• _Brief_: Retype the data that follows with no alterations, please.

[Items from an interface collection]
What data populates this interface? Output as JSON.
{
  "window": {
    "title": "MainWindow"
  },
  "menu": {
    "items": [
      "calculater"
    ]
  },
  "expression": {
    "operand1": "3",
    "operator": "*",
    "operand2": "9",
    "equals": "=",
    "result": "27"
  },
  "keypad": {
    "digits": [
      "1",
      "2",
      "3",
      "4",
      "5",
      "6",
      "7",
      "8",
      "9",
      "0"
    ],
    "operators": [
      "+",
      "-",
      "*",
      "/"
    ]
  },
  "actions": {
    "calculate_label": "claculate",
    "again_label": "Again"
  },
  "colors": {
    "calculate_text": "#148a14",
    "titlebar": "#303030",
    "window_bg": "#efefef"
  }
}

• _Reply_:
What data populates this interface? Output as JSON.
{
  "window": {
    "title": "MainWindow"
  },
  "menu": {
    "items": [
      "calculater"
    ]
  },
  "expression": {
    "operand1": "3",
    "operator": "*",
    "operand2": "9",
    "equals": "=",
    "result": "27"
  },
  "keypad": {
    "digits": [
      "1",
      "2",
      "3",
      "4",
      "5",
      "6",
      "7",
      "8",
      "9",
      "0"
    ],
    "operators": [
      "+",
      "-",
      "*",
      "/"
    ]
  },
  "actions": {
    "calculate_label": "claculate",
    "again_label": "Again"
  },
  "colors": {
    "calculate_text": "#148a14",
    "titlebar": "#303030",
    "window_bg": "#efefef"
  }
}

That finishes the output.